What was that commercial jingle when I was a kid?
"Curlers in your hair! Shame on you!" Seems to me it was for a Dippity-Do ad or some such thing? Well, it might not be for curlers in your hair, but we usually experience shame at some point in our life. Sometimes it is over important things and sometimes it is over the ridiculous.
The other day, I happened across a 'tweet' referencing "garden shame". Now what is garden shame? Webster's says it is (excerpts):
a: a painful emotion caused by consciousness of guilt, shortcoming, or impropriety
b: a condition of humiliating disgrace or disrepute
c: something that brings censure or reproach
Now, how on earth could anything like that be coupled with the endeavor of gardening or the garden itself?! Yikes! In my humble opinion, if something is growing in the garden, it is a miracle, a thing of beauty in and of itself. I sensed from what I read in this tweet, the garden shame arose from a comparison of garden appearances i.e. my garden doesn't look like Martha Stewart's or P. Allen Smith's garden or maybe even a neighbors. Doesn't that seem an unfair comparison?

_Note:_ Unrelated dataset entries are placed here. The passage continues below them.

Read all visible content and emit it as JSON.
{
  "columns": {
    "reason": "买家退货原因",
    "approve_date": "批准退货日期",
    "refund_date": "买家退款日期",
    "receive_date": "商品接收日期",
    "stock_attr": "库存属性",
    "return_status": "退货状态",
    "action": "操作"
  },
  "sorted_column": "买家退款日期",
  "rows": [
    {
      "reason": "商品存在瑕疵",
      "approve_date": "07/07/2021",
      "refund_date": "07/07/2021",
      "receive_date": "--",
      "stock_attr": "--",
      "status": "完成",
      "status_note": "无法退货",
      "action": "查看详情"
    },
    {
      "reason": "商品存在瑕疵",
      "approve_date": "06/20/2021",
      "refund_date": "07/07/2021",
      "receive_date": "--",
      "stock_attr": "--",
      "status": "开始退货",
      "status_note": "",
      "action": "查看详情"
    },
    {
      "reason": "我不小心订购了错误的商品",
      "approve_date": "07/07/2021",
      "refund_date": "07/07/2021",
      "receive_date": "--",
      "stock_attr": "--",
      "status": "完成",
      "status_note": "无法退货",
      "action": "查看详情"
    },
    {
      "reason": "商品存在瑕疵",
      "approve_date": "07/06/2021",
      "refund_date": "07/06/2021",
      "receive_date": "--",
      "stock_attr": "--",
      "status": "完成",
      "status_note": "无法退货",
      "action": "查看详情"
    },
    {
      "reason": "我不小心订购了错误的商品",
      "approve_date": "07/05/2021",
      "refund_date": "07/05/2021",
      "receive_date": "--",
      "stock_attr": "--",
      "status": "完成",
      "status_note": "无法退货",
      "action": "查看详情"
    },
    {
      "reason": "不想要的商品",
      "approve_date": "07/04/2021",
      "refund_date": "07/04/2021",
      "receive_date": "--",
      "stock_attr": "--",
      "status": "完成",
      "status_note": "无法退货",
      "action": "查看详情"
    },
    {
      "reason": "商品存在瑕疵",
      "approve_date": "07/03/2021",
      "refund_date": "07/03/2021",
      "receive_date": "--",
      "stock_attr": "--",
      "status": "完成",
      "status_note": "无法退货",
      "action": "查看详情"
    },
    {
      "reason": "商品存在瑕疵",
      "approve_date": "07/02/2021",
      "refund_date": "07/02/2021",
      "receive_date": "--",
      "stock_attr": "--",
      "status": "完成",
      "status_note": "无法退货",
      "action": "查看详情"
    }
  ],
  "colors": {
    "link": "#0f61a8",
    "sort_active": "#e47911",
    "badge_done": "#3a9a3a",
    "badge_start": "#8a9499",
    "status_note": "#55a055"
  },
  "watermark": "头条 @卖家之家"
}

As I sit here, I ask myself a few questions: Should I feel shame because my garden does not look like someone else's garden? No! My garden is a reflection of me. Am I to feel shame about myself? No! Am I a work in progress? Yes! Is my garden a work in progress? Yes! Do I have a professional gardener on staff? No! Do I have loads of time to sweep my garden clean of dirt creating an impeccable space? No! Would I, Me, Myself really want to? No! (because as we know, I like being dirty!)
If my garden were perfect, why would I need to learn, try, grow, reorganize, experiment? Where would be the fun? The "growing" experience? It may be an overused and much maligned cliche' but gardening is a journey, not a destination. If your garden becomes "perfect", seriously, you need to start over!

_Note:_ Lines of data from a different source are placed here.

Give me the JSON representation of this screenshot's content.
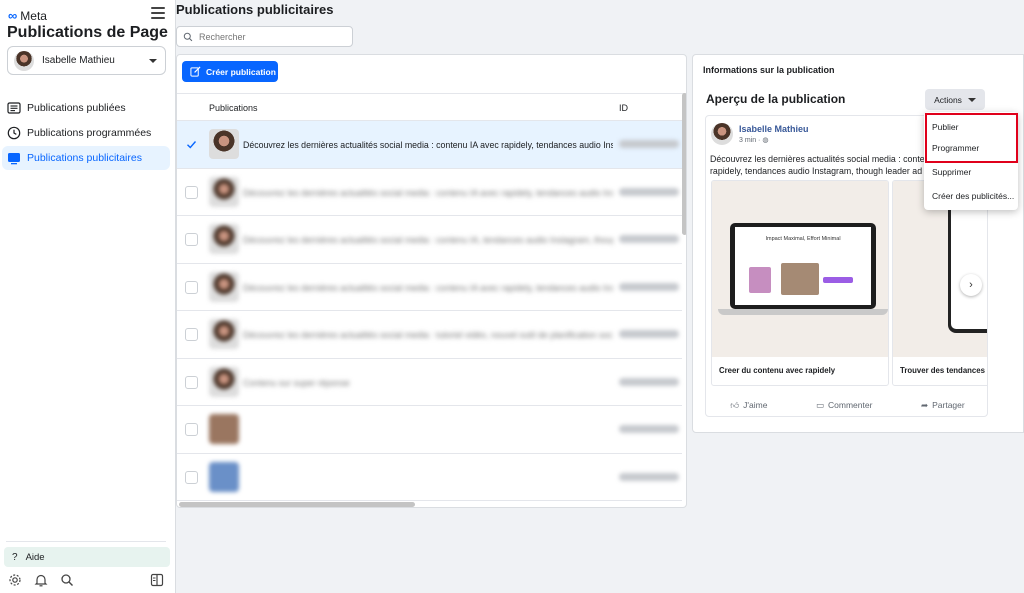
{
  "sidebar": {
    "brand": "Meta",
    "title": "Publications de Page",
    "account": "Isabelle Mathieu",
    "nav": [
      {
        "label": "Publications publiées",
        "icon": "list-icon",
        "active": false
      },
      {
        "label": "Publications programmées",
        "icon": "clock-icon",
        "active": false
      },
      {
        "label": "Publications publicitaires",
        "icon": "ad-screen-icon",
        "active": true
      }
    ],
    "help": "Aide",
    "footer_icons": [
      "gear-icon",
      "bell-icon",
      "search-icon",
      "panel-toggle-icon"
    ]
  },
  "main": {
    "title": "Publications publicitaires",
    "search_placeholder": "Rechercher",
    "create_label": "Créer publication",
    "columns": [
      "Publications",
      "ID"
    ],
    "rows": [
      {
        "text": "Découvrez les dernières actualités social media : contenu IA avec rapidely, tendances audio Instagram, though leader ad LinkedIn",
        "selected": true,
        "blurred": false
      },
      {
        "text": "Découvrez les dernières actualités social media : contenu IA avec rapidely, tendances audio Instagram",
        "selected": false,
        "blurred": true
      },
      {
        "text": "Découvrez les dernières actualités social media : contenu IA, tendances audio Instagram, though leader",
        "selected": false,
        "blurred": true
      },
      {
        "text": "Découvrez les dernières actualités social media : contenu IA avec rapidely, tendances audio Instagram",
        "selected": false,
        "blurred": true
      },
      {
        "text": "Découvrez les dernières actualités social media : tutoriel vidéo, nouvel outil de planification social",
        "selected": false,
        "blurred": true
      },
      {
        "text": "Contenu sur super réponse",
        "selected": false,
        "blurred": true
      },
      {
        "text": "",
        "selected": false,
        "blurred": true
      },
      {
        "text": "",
        "selected": false,
        "blurred": true
      }
    ]
  },
  "details": {
    "section_title": "Informations sur la publication",
    "preview_title": "Aperçu de la publication",
    "actions_label": "Actions",
    "post": {
      "author": "Isabelle Mathieu",
      "time": "3 min · ",
      "text": "Découvrez les dernières actualités social media : contenu IA avec rapidely, tendances audio Instagram, though leader ad LinkedIn",
      "cards": [
        {
          "caption": "Creer du contenu avec rapidely",
          "headline": "Impact Maximal, Effort Minimal"
        },
        {
          "caption": "Trouver des tendances audio"
        }
      ],
      "like": "J'aime",
      "comment": "Commenter",
      "share": "Partager"
    },
    "menu": [
      "Publier",
      "Programmer",
      "Supprimer",
      "Créer des publicités..."
    ]
  }
}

We are not all born to our mothers to know instinctively which plants harmonize in regards to color, texture, growing requirements, etc. nor have we all been able to obtain esteemed degrees in horticulture or design. BUT, we all CAN learn by educating ourselves through various means to become competent, if not proficient, at doing those things! Would you get to interact with other gardeners (hello tweeters!), spend billions of dollars on books, read magazines when we should be working, reorder plants to fill the bare spots made by the plants we killed or spend countless hours learning, sharing, and enjoying? Besides, design and what is pleasing to the eye can be quite subjective, opinions varying from person to person (the only person you HAVE to listen to is the city inspector if you let your grass get too high and then his opinion counts unless you want to be fined). What looks good to me may not appeal to anyone else. I like that Cereus giganteus (saguaro cactus) next to the Louisiana Iris' ! Not really but you get the picture : )

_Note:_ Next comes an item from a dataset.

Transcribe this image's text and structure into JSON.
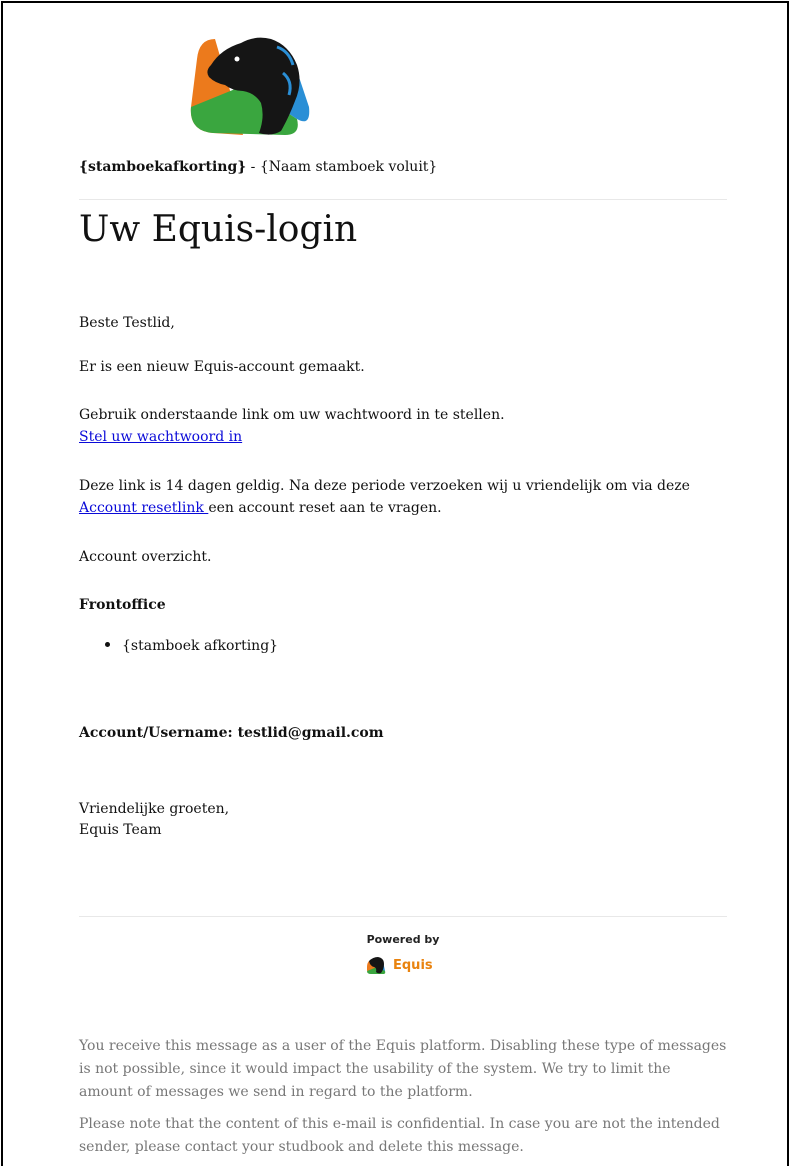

In addition, consider when you began to trod the path towards becoming a gardener. Did you learn from your grandma when you where knee-high to a grasshopper or did you begin late in life? Are you a Jedi Master Gardener with the "Force" being with you or are you more like Larry, Curly and Mo when it comes to natural ability? Janet Carson who has degrees in horticulture and has been doing it all of her adult life is farther ahead in experience and understanding than I am. Although I have "green genes", my DNA didn't make itself known until I was 28 which was 18 years ago and I still come up with hideous plant combos and plants that inexplicably die. I dare you to ask me about "the Chocolate Garden".
So, if you are having problems with garden shame, don't. Do not waste your time, energy and precious brain cells, save it for something that deserves that kind of angst and self-recrimination. Love the garden you have and garden the way you love. Gardening hopefully brings joy, provides helpful therapy and an outlet for expression, not shame. But if you are affected and suffer some shame, it might help to follow a good 12 step program, here I'll get you started:
Step One: I do not really make plants grow, God does. And we know God does not make shameful gardens. Repeat after me: I feel no shame.
Speaking of which, the only garden in which shame was an integral part and understandably so, was one named Eden. And it wasn't because the plants didn't look as good as those in the neighbor's garden (soooo, maybe they didn't have neighbors yet). Who wants to keep up with the Joneses anyway? All it gets you is a bad-ass recession!Just to show you I do not feel shame about my garden even when I am neglectful of it and it doesn't look like the New York Botanical Garden, I posted a photo of my shrub up top. Yep! It is a 'Juniperus 'Andora Compacta' (purple bronze at this time of year). Can you tell? I just happened to not weed the bermuda grass that kept comingu up in it the entire summer and it looks p-r-e-t-t-y nasty! But hey! Life happens and it wasn't a priority at the time but the fact it survived being taken over by the "devil weed" is a miracle! And THAT, my friends, is beautiful! While I am at it? Although I make every attempt to garden as organically as possible, I have another true confession: I use halsulfuron on my nutsedge, prudently, but I do.
And I say . . . I feel no shame!
Your garden is yours. Comparison only creates envy and that kind of green doesn't grow, it only destroys. So enjoy your own garden without abandon and do your best with what you have. It is enough.
And repeat after me . . .